The lure of Bruichladdich was too strong, however, and moments later I was in the warmth of the distillery shop itself, getting a dram of the Laddie Valinch, a limited edition release available only in the shop.
After lots of practice, I’ve reached the stage where I can usually tell a good wine from a bad one. But there’s an awful lot of bluffing involved. If I’m asked for an assessment, I mutter something about ‘tannins’ and ‘structure’, while eyeing the bottle for the alcohol content and price. A good-looking label helps too: simple but classy, with a hint of grandi-loquence lurking at the periphery.
It’s people like me who are likely to benefit most from the spate of wine scanner apps hitting the market, challenging the expertise of wine buff show-offs.
The fabulous October weather is now just a memory but it made for a golden, old-fashioned apple day down in Somerset. The plan was to pick and convert a mound of sugar-rich Redstreaks — about 400 kilos — into a rather special vintage. We would pour the apple juice into an oak hogshead, freshly emptied of its whisky, to make a cider tinged with a 20-year-old malt. How good does that sound?

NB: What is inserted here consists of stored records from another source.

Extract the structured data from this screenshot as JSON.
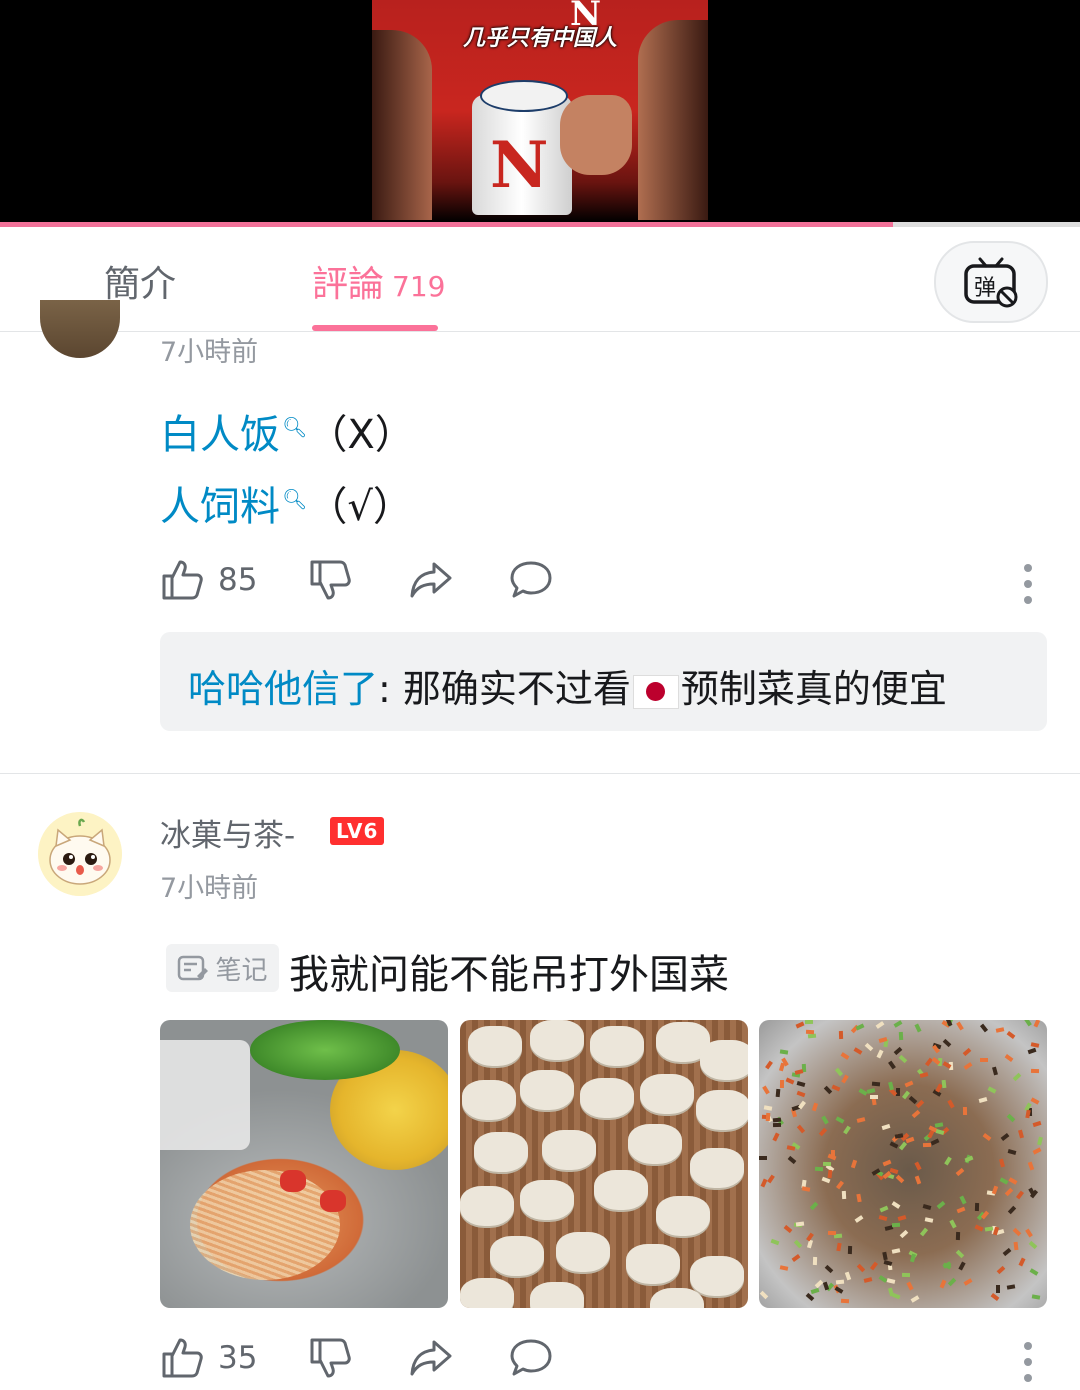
{
  "video": {
    "caption": "几乎只有中国人",
    "shirt_logo": "N",
    "mug_logo": "N",
    "progress": 0.827
  },
  "tabs": [
    {
      "label": "簡介",
      "count": ""
    },
    {
      "label": "評論",
      "count": "719"
    }
  ],
  "danmaku_button": {
    "icon": "danmaku-off-icon",
    "glyph": "弹"
  },
  "comments": [
    {
      "time": "7小時前",
      "lines": [
        {
          "keyword": "白人饭",
          "suffix": "（X）"
        },
        {
          "keyword": "人饲料",
          "suffix": "（√）"
        }
      ],
      "likes": "85",
      "reply": {
        "name": "哈哈他信了",
        "text_before": ": 那确实不过看",
        "text_after": "预制菜真的便宜",
        "flag": "japan-flag"
      }
    },
    {
      "username": "冰菓与茶-",
      "level": "LV6",
      "time": "7小時前",
      "note_badge": "笔记",
      "text": "我就问能不能吊打外国菜",
      "images": [
        "noodles-photo",
        "dumplings-photo",
        "filling-photo"
      ],
      "likes": "35"
    }
  ],
  "colors": {
    "accent": "#fb7299",
    "link": "#008ac5",
    "level": "#ff2f2f",
    "muted": "#9499a0"
  }
}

The idea of the get-together was the idea of designer Bill Amberg and publisher Damian Jaques, who is a cider boffin.